In 1996 I began to direct the development of community and ecological fieldwork and research in the M.A./Ph.D. Depth Psychology Program at Pacifica Graduate Institute. The challenges included helping non-clinical students learn what in depth psychology could be useful in community, cultural, and ecological work, and to begin to widen the curriculum so that depth psychologically minded students could begin to learn from community, cultural, and deep ecology workers the kinds of approaches that are helpful in their grassroots and policy work. Out of this still ongoing work, students have apprenticed themselves to hundreds of community groups, as well as convened their own communities and initiatives.

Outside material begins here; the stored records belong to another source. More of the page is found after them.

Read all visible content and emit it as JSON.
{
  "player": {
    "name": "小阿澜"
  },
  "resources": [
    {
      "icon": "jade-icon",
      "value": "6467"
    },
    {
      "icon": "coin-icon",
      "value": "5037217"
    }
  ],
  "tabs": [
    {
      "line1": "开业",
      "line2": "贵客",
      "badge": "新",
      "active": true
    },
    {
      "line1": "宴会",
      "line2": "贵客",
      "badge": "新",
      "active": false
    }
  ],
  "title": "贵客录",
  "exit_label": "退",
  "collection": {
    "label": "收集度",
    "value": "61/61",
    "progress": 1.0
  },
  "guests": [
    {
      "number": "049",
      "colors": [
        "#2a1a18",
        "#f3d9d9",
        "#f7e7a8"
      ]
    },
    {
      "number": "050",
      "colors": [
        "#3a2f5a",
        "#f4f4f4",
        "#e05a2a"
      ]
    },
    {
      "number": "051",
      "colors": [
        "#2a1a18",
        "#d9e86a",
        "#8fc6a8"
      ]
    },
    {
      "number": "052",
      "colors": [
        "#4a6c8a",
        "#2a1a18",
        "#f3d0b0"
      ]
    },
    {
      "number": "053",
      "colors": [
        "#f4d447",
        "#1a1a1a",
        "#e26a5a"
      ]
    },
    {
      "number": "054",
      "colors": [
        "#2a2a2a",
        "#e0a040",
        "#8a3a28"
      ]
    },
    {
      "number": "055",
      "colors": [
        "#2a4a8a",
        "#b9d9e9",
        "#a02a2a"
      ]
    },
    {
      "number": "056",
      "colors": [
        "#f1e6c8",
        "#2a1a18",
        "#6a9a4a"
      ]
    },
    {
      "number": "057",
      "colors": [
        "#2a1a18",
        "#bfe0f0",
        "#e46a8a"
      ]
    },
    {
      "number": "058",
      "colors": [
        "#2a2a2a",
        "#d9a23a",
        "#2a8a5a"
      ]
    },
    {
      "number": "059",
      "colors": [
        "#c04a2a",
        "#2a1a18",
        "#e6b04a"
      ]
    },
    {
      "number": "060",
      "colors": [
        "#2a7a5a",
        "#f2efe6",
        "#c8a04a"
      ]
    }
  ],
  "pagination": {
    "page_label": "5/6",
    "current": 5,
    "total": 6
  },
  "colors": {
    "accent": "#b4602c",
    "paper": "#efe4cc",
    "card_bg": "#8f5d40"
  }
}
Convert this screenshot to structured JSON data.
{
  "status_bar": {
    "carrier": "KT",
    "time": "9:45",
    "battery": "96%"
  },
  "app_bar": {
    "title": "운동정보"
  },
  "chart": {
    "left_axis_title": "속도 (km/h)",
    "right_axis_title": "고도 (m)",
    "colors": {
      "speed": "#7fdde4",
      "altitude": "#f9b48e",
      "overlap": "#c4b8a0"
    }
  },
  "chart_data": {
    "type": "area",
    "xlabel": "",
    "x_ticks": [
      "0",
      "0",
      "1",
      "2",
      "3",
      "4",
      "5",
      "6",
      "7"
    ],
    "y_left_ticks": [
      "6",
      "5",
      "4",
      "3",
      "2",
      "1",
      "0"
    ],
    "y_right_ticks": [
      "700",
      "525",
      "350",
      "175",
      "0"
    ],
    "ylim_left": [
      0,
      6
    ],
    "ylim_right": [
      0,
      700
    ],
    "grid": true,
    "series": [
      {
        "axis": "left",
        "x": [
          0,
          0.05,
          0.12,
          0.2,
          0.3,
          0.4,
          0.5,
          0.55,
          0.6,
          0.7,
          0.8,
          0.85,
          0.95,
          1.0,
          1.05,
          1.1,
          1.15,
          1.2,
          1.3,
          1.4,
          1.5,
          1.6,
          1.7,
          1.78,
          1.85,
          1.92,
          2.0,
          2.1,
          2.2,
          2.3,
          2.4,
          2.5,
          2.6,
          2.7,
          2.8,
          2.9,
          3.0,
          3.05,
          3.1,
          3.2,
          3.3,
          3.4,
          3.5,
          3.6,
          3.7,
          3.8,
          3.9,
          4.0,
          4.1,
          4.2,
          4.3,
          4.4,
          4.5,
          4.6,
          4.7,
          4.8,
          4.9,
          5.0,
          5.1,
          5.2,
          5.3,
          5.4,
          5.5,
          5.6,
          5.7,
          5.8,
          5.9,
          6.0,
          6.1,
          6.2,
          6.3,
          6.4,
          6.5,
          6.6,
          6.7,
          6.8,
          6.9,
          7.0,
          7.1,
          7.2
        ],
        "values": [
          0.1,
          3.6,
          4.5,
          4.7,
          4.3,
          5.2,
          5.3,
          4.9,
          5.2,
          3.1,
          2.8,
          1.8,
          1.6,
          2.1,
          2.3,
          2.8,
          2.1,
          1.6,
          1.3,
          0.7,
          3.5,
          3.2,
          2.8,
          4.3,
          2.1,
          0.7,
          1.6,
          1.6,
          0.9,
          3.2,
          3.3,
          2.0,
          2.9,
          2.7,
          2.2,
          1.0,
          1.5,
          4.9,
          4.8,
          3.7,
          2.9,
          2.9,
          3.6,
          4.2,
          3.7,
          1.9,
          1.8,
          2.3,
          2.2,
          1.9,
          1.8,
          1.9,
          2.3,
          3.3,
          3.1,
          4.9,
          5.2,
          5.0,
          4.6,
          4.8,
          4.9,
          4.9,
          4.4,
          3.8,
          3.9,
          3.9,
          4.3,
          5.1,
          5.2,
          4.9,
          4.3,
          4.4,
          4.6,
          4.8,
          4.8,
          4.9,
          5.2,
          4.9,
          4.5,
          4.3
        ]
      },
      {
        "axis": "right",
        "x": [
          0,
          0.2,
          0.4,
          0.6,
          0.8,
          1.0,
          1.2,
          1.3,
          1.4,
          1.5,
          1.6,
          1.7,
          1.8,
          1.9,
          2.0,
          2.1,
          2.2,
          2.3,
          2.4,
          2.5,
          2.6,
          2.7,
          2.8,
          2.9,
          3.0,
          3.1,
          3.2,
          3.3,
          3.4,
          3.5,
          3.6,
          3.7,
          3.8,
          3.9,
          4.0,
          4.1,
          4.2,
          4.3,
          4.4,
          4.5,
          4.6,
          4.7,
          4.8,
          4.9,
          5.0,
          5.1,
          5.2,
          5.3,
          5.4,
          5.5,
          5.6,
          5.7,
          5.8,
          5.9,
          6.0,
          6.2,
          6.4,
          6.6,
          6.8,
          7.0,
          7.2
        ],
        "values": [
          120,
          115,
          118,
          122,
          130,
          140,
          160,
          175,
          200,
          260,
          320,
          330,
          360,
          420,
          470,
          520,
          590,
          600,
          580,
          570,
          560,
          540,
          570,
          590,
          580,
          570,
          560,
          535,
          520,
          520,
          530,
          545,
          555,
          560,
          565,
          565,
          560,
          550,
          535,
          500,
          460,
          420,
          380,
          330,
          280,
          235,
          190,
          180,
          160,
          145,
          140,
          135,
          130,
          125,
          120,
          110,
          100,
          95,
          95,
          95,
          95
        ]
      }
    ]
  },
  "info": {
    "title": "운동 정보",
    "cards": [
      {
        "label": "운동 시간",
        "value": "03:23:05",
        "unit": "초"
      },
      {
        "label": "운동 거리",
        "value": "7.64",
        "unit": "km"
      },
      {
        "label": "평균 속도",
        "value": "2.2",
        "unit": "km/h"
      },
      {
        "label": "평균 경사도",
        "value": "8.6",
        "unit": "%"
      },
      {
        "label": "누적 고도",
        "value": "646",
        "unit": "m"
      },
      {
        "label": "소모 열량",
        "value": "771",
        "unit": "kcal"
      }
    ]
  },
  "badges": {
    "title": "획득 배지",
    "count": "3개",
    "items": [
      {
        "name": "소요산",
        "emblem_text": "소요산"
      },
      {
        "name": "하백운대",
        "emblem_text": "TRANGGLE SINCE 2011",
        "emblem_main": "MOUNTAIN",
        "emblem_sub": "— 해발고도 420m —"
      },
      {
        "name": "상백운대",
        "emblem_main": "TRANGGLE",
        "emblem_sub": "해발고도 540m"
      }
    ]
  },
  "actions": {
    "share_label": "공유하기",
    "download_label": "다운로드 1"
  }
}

Students and fieldwork faculty immerse themselves in particular issues through participatory and dialogical fieldwork. Together we have worked to discern what depth psychologically oriented community, cultural, and ecopsychological fieldwork are.
We are committed to participatory action research. To learn more about this, see Chapters 13 and 14 (“Critical Participatory Action Research” and “Placing Dialogical Ethics at the Center of Psychological Research”) in Watkins & Shulman’s Toward Psychologies of Liberation, and the section on research ethics in the Handbook right below.
Community and Ecological Fieldwork and Research Handbook, see
MAPHD_in_Depth_Psychology — 2013-14_Fieldwork_Handbook.pdf
Watkins, M. (2004). Liberating soul sparks: Psyche, classroom, and community. In A. Dalke & B. Dixson (Eds), Minding the light: A collection of Quaker pedagogies edition (pp. 23-42). New York, NY: Peter Lang.
Watkins, M. (2008). ” ‘Breaking the vessels’ : Archetypal psychology and the restoration of community, ecology, and culture.” In S. Marlan (ed), Archetypal psychologies: Reflections in honor of James Hillman edition (pp. 414-437). New Orleans, LA: Spring Books and Journals.
Watkins, M. & Ciofalo, N. (2011). Creating and sharing critical community psychology curriculum for the 21st century. Global Journal of Community Psychology Practice, 2(2), 9-18.